Data provided:

━━━━━━━━━━━━━━━━━━━━

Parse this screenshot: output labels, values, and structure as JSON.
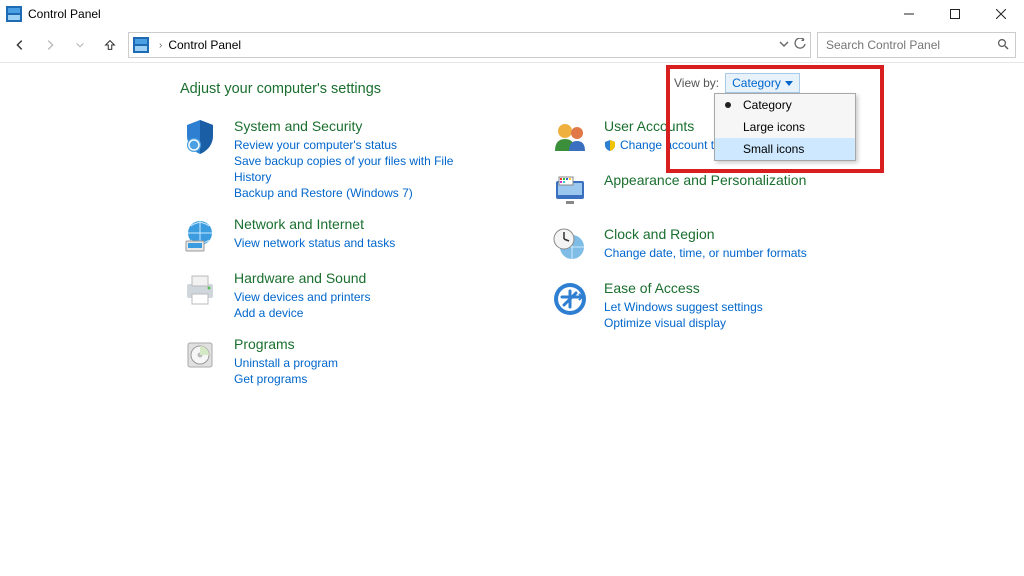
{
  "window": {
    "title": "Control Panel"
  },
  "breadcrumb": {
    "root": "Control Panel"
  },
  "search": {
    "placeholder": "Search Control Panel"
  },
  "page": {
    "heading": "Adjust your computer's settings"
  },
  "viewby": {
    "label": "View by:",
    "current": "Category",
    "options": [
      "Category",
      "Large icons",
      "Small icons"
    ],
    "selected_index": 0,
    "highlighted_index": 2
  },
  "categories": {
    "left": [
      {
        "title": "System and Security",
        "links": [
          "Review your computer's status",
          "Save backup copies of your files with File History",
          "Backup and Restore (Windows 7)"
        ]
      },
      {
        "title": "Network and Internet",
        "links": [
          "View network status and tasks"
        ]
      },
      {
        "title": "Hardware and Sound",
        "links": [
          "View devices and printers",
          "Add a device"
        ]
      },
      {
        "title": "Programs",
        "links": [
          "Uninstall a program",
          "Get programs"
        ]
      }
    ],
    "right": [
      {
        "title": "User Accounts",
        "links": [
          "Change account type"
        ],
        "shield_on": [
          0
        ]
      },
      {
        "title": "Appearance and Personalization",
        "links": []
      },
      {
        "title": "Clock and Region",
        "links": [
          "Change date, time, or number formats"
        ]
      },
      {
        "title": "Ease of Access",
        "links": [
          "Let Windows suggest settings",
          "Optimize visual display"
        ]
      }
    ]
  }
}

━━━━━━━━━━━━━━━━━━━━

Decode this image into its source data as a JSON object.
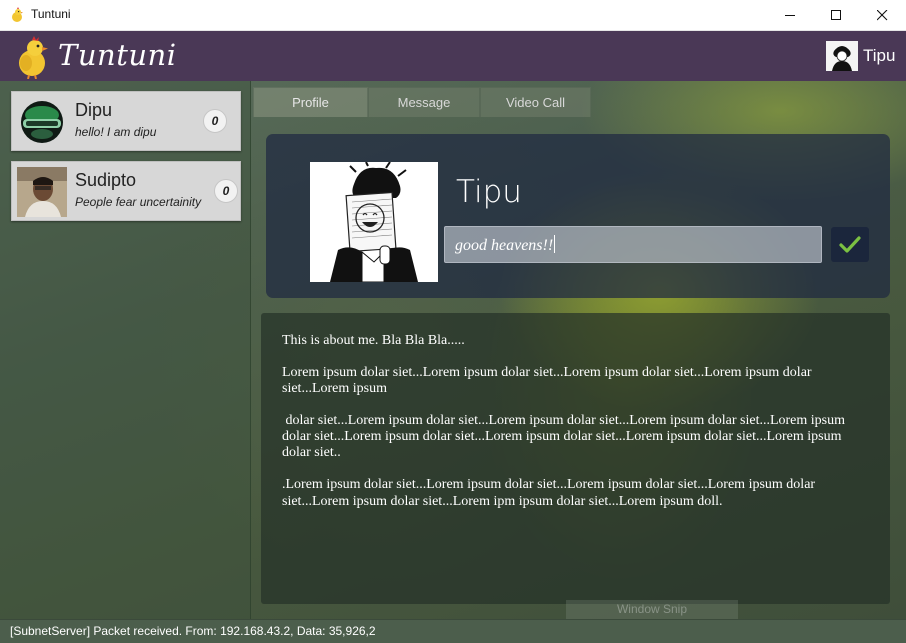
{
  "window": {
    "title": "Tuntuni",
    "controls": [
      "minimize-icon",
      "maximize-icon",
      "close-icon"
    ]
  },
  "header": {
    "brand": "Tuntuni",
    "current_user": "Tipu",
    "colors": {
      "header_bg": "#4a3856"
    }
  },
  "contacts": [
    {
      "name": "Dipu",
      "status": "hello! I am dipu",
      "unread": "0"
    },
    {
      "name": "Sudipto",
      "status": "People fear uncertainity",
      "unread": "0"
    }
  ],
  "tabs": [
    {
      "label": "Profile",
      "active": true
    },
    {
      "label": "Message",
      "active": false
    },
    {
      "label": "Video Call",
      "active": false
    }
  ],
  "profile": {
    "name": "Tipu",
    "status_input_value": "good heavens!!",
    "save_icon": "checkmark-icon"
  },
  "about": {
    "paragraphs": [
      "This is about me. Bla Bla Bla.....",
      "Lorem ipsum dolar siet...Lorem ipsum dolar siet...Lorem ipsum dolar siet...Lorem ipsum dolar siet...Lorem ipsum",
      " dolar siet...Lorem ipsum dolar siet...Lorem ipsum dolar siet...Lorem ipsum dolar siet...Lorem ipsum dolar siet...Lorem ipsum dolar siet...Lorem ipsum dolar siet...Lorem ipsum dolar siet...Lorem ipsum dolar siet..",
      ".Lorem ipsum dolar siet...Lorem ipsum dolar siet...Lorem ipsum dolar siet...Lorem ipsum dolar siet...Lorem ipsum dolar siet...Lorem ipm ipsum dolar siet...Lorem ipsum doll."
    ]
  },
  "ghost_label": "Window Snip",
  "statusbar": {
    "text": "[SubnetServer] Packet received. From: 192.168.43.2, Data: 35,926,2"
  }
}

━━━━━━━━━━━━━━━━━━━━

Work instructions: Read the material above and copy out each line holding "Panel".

Response area:
    "title": "Control Panel"
    "root": "Control Panel"
    "placeholder": "Search Control Panel"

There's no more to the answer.